EXERCISE AIM:
Even if the data beneath seems repetitive, write it all out again exactly.

RECORDS FOR PROCESSING Start Marker

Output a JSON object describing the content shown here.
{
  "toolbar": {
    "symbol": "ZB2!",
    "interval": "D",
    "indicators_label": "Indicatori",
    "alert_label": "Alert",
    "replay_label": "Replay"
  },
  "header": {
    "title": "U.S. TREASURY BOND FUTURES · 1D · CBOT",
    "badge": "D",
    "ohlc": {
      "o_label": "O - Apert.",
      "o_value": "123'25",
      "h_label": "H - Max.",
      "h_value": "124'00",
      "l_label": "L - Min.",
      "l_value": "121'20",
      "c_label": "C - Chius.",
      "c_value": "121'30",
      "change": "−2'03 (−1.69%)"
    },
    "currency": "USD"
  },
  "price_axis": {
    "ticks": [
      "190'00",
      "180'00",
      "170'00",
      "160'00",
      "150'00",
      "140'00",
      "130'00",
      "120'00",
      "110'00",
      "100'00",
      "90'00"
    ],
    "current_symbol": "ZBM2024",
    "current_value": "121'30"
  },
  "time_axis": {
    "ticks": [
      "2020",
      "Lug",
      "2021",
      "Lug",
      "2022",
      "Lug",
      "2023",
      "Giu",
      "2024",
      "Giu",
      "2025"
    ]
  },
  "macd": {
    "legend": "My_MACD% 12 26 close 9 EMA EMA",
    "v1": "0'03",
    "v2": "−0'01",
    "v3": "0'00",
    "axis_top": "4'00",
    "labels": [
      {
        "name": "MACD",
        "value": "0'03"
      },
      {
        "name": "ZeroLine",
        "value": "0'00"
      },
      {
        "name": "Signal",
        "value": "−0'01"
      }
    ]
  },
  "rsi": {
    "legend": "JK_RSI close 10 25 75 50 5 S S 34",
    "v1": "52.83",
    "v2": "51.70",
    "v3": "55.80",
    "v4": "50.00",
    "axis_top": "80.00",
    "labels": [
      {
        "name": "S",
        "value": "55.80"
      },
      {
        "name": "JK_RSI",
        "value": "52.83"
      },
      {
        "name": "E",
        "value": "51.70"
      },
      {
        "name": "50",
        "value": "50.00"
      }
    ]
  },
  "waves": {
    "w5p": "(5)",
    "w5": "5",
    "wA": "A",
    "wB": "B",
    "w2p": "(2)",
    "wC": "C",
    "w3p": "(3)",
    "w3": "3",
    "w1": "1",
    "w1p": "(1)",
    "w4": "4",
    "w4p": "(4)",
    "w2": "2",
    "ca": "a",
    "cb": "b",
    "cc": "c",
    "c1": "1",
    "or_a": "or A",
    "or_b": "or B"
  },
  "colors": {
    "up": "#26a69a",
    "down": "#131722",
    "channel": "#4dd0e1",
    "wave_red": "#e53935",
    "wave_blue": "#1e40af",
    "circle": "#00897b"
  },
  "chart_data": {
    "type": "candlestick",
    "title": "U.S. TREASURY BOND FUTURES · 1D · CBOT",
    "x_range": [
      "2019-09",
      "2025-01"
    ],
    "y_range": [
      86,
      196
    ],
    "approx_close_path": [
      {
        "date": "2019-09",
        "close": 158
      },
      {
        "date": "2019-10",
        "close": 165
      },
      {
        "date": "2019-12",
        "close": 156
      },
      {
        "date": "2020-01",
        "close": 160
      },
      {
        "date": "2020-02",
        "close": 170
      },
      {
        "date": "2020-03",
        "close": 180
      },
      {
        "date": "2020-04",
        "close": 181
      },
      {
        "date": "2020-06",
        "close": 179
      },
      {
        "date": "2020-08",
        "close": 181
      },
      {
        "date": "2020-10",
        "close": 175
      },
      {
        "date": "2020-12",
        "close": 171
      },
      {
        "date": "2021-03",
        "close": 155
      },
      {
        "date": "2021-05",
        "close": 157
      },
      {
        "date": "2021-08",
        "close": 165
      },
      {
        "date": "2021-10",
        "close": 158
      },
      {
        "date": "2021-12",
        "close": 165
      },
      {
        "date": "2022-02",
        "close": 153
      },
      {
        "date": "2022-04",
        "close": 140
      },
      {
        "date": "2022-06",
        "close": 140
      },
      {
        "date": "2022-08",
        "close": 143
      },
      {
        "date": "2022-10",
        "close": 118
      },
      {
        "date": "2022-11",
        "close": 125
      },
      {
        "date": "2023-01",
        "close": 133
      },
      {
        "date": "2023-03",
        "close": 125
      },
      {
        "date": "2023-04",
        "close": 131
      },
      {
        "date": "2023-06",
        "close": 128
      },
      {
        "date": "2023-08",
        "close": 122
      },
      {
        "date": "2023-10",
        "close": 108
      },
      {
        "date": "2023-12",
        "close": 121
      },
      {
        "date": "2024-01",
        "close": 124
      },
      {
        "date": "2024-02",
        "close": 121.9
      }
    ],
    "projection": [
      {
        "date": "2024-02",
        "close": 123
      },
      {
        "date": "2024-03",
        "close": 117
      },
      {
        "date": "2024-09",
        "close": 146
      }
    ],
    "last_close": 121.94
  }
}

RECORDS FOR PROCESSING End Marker

TASK SOLUTION:
Output a JSON object describing the content shown here.
{
  "toolbar": {
    "symbol": "ZB2!",
    "interval": "D",
    "indicators_label": "Indicatori",
    "alert_label": "Alert",
    "replay_label": "Replay"
  },
  "header": {
    "title": "U.S. TREASURY BOND FUTURES · 1D · CBOT",
    "badge": "D",
    "ohlc": {
      "o_label": "O - Apert.",
      "o_value": "123'25",
      "h_label": "H - Max.",
      "h_value": "124'00",
      "l_label": "L - Min.",
      "l_value": "121'20",
      "c_label": "C - Chius.",
      "c_value": "121'30",
      "change": "−2'03 (−1.69%)"
    },
    "currency": "USD"
  },
  "price_axis": {
    "ticks": [
      "190'00",
      "180'00",
      "170'00",
      "160'00",
      "150'00",
      "140'00",
      "130'00",
      "120'00",
      "110'00",
      "100'00",
      "90'00"
    ],
    "current_symbol": "ZBM2024",
    "current_value": "121'30"
  },
  "time_axis": {
    "ticks": [
      "2020",
      "Lug",
      "2021",
      "Lug",
      "2022",
      "Lug",
      "2023",
      "Giu",
      "2024",
      "Giu",
      "2025"
    ]
  },
  "macd": {
    "legend": "My_MACD% 12 26 close 9 EMA EMA",
    "v1": "0'03",
    "v2": "−0'01",
    "v3": "0'00",
    "axis_top": "4'00",
    "labels": [
      {
        "name": "MACD",
        "value": "0'03"
      },
      {
        "name": "ZeroLine",
        "value": "0'00"
      },
      {
        "name": "Signal",
        "value": "−0'01"
      }
    ]
  },
  "rsi": {
    "legend": "JK_RSI close 10 25 75 50 5 S S 34",
    "v1": "52.83",
    "v2": "51.70",
    "v3": "55.80",
    "v4": "50.00",
    "axis_top": "80.00",
    "labels": [
      {
        "name": "S",
        "value": "55.80"
      },
      {
        "name": "JK_RSI",
        "value": "52.83"
      },
      {
        "name": "E",
        "value": "51.70"
      },
      {
        "name": "50",
        "value": "50.00"
      }
    ]
  },
  "waves": {
    "w5p": "(5)",
    "w5": "5",
    "wA": "A",
    "wB": "B",
    "w2p": "(2)",
    "wC": "C",
    "w3p": "(3)",
    "w3": "3",
    "w1": "1",
    "w1p": "(1)",
    "w4": "4",
    "w4p": "(4)",
    "w2": "2",
    "ca": "a",
    "cb": "b",
    "cc": "c",
    "c1": "1",
    "or_a": "or A",
    "or_b": "or B"
  },
  "colors": {
    "up": "#26a69a",
    "down": "#131722",
    "channel": "#4dd0e1",
    "wave_red": "#e53935",
    "wave_blue": "#1e40af",
    "circle": "#00897b"
  },
  "chart_data": {
    "type": "candlestick",
    "title": "U.S. TREASURY BOND FUTURES · 1D · CBOT",
    "x_range": [
      "2019-09",
      "2025-01"
    ],
    "y_range": [
      86,
      196
    ],
    "approx_close_path": [
      {
        "date": "2019-09",
        "close": 158
      },
      {
        "date": "2019-10",
        "close": 165
      },
      {
        "date": "2019-12",
        "close": 156
      },
      {
        "date": "2020-01",
        "close": 160
      },
      {
        "date": "2020-02",
        "close": 170
      },
      {
        "date": "2020-03",
        "close": 180
      },
      {
        "date": "2020-04",
        "close": 181
      },
      {
        "date": "2020-06",
        "close": 179
      },
      {
        "date": "2020-08",
        "close": 181
      },
      {
        "date": "2020-10",
        "close": 175
      },
      {
        "date": "2020-12",
        "close": 171
      },
      {
        "date": "2021-03",
        "close": 155
      },
      {
        "date": "2021-05",
        "close": 157
      },
      {
        "date": "2021-08",
        "close": 165
      },
      {
        "date": "2021-10",
        "close": 158
      },
      {
        "date": "2021-12",
        "close": 165
      },
      {
        "date": "2022-02",
        "close": 153
      },
      {
        "date": "2022-04",
        "close": 140
      },
      {
        "date": "2022-06",
        "close": 140
      },
      {
        "date": "2022-08",
        "close": 143
      },
      {
        "date": "2022-10",
        "close": 118
      },
      {
        "date": "2022-11",
        "close": 125
      },
      {
        "date": "2023-01",
        "close": 133
      },
      {
        "date": "2023-03",
        "close": 125
      },
      {
        "date": "2023-04",
        "close": 131
      },
      {
        "date": "2023-06",
        "close": 128
      },
      {
        "date": "2023-08",
        "close": 122
      },
      {
        "date": "2023-10",
        "close": 108
      },
      {
        "date": "2023-12",
        "close": 121
      },
      {
        "date": "2024-01",
        "close": 124
      },
      {
        "date": "2024-02",
        "close": 121.9
      }
    ],
    "projection": [
      {
        "date": "2024-02",
        "close": 123
      },
      {
        "date": "2024-03",
        "close": 117
      },
      {
        "date": "2024-09",
        "close": 146
      }
    ],
    "last_close": 121.94
  }
}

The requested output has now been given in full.